> _Task brief_
Write out the whole listing again, exactly as given.

> _Data excerpts_

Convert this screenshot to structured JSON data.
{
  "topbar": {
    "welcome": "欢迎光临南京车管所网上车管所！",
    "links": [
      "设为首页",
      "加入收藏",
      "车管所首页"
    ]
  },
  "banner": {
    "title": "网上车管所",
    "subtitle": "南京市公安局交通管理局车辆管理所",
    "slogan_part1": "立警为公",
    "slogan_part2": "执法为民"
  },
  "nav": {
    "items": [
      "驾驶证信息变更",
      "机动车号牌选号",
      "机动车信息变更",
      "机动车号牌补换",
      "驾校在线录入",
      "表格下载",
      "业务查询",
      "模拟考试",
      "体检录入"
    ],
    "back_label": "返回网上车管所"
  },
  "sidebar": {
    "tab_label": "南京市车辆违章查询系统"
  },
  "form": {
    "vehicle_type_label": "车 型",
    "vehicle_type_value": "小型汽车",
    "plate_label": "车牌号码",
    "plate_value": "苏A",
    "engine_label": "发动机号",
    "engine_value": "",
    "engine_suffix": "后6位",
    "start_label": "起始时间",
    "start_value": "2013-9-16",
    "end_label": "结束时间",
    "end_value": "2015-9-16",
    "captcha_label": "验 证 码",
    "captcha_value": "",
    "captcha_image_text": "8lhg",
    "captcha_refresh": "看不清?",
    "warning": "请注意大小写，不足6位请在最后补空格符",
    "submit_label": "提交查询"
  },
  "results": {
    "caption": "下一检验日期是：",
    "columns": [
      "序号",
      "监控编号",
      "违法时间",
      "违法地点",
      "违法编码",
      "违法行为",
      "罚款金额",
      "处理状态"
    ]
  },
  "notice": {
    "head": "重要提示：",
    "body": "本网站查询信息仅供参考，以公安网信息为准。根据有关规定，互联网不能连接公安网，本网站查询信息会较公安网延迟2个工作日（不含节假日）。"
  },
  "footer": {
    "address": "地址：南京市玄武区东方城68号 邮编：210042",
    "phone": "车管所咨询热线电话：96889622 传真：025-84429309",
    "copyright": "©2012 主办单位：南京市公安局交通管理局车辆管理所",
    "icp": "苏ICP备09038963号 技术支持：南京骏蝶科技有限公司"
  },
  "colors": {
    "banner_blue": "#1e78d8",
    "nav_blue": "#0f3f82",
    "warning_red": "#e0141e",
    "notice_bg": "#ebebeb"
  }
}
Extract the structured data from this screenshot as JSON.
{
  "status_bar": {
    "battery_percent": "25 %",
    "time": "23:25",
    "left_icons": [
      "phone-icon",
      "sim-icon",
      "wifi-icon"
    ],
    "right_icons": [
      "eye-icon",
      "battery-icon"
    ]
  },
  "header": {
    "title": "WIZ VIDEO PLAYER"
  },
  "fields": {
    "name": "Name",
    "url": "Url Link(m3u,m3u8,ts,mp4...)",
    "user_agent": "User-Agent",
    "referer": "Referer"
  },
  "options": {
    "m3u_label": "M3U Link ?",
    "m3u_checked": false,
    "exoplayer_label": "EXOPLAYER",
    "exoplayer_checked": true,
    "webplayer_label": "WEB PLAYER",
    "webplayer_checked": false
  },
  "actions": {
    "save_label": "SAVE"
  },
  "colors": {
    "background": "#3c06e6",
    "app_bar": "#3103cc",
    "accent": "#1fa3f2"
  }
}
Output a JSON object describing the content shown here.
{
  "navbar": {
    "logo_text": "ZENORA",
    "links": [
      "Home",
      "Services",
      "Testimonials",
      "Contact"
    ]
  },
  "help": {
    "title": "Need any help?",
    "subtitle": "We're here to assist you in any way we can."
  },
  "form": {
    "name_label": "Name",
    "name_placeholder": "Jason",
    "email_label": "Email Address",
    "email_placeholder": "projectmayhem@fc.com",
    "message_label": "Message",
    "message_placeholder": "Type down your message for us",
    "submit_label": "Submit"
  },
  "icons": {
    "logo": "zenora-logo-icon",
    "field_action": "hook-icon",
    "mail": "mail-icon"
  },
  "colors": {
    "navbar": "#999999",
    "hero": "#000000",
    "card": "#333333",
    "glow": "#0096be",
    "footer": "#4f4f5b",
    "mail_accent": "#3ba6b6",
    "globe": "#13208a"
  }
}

> _Solution to this exercise_
Convert this screenshot to structured JSON data.
{
  "topbar": {
    "welcome": "欢迎光临南京车管所网上车管所！",
    "links": [
      "设为首页",
      "加入收藏",
      "车管所首页"
    ]
  },
  "banner": {
    "title": "网上车管所",
    "subtitle": "南京市公安局交通管理局车辆管理所",
    "slogan_part1": "立警为公",
    "slogan_part2": "执法为民"
  },
  "nav": {
    "items": [
      "驾驶证信息变更",
      "机动车号牌选号",
      "机动车信息变更",
      "机动车号牌补换",
      "驾校在线录入",
      "表格下载",
      "业务查询",
      "模拟考试",
      "体检录入"
    ],
    "back_label": "返回网上车管所"
  },
  "sidebar": {
    "tab_label": "南京市车辆违章查询系统"
  },
  "form": {
    "vehicle_type_label": "车 型",
    "vehicle_type_value": "小型汽车",
    "plate_label": "车牌号码",
    "plate_value": "苏A",
    "engine_label": "发动机号",
    "engine_value": "",
    "engine_suffix": "后6位",
    "start_label": "起始时间",
    "start_value": "2013-9-16",
    "end_label": "结束时间",
    "end_value": "2015-9-16",
    "captcha_label": "验 证 码",
    "captcha_value": "",
    "captcha_image_text": "8lhg",
    "captcha_refresh": "看不清?",
    "warning": "请注意大小写，不足6位请在最后补空格符",
    "submit_label": "提交查询"
  },
  "results": {
    "caption": "下一检验日期是：",
    "columns": [
      "序号",
      "监控编号",
      "违法时间",
      "违法地点",
      "违法编码",
      "违法行为",
      "罚款金额",
      "处理状态"
    ]
  },
  "notice": {
    "head": "重要提示：",
    "body": "本网站查询信息仅供参考，以公安网信息为准。根据有关规定，互联网不能连接公安网，本网站查询信息会较公安网延迟2个工作日（不含节假日）。"
  },
  "footer": {
    "address": "地址：南京市玄武区东方城68号 邮编：210042",
    "phone": "车管所咨询热线电话：96889622 传真：025-84429309",
    "copyright": "©2012 主办单位：南京市公安局交通管理局车辆管理所",
    "icp": "苏ICP备09038963号 技术支持：南京骏蝶科技有限公司"
  },
  "colors": {
    "banner_blue": "#1e78d8",
    "nav_blue": "#0f3f82",
    "warning_red": "#e0141e",
    "notice_bg": "#ebebeb"
  }
}
Extract the structured data from this screenshot as JSON.
{
  "status_bar": {
    "battery_percent": "25 %",
    "time": "23:25",
    "left_icons": [
      "phone-icon",
      "sim-icon",
      "wifi-icon"
    ],
    "right_icons": [
      "eye-icon",
      "battery-icon"
    ]
  },
  "header": {
    "title": "WIZ VIDEO PLAYER"
  },
  "fields": {
    "name": "Name",
    "url": "Url Link(m3u,m3u8,ts,mp4...)",
    "user_agent": "User-Agent",
    "referer": "Referer"
  },
  "options": {
    "m3u_label": "M3U Link ?",
    "m3u_checked": false,
    "exoplayer_label": "EXOPLAYER",
    "exoplayer_checked": true,
    "webplayer_label": "WEB PLAYER",
    "webplayer_checked": false
  },
  "actions": {
    "save_label": "SAVE"
  },
  "colors": {
    "background": "#3c06e6",
    "app_bar": "#3103cc",
    "accent": "#1fa3f2"
  }
}
Output a JSON object describing the content shown here.
{
  "navbar": {
    "logo_text": "ZENORA",
    "links": [
      "Home",
      "Services",
      "Testimonials",
      "Contact"
    ]
  },
  "help": {
    "title": "Need any help?",
    "subtitle": "We're here to assist you in any way we can."
  },
  "form": {
    "name_label": "Name",
    "name_placeholder": "Jason",
    "email_label": "Email Address",
    "email_placeholder": "projectmayhem@fc.com",
    "message_label": "Message",
    "message_placeholder": "Type down your message for us",
    "submit_label": "Submit"
  },
  "icons": {
    "logo": "zenora-logo-icon",
    "field_action": "hook-icon",
    "mail": "mail-icon"
  },
  "colors": {
    "navbar": "#999999",
    "hero": "#000000",
    "card": "#333333",
    "glow": "#0096be",
    "footer": "#4f4f5b",
    "mail_accent": "#3ba6b6",
    "globe": "#13208a"
  }
}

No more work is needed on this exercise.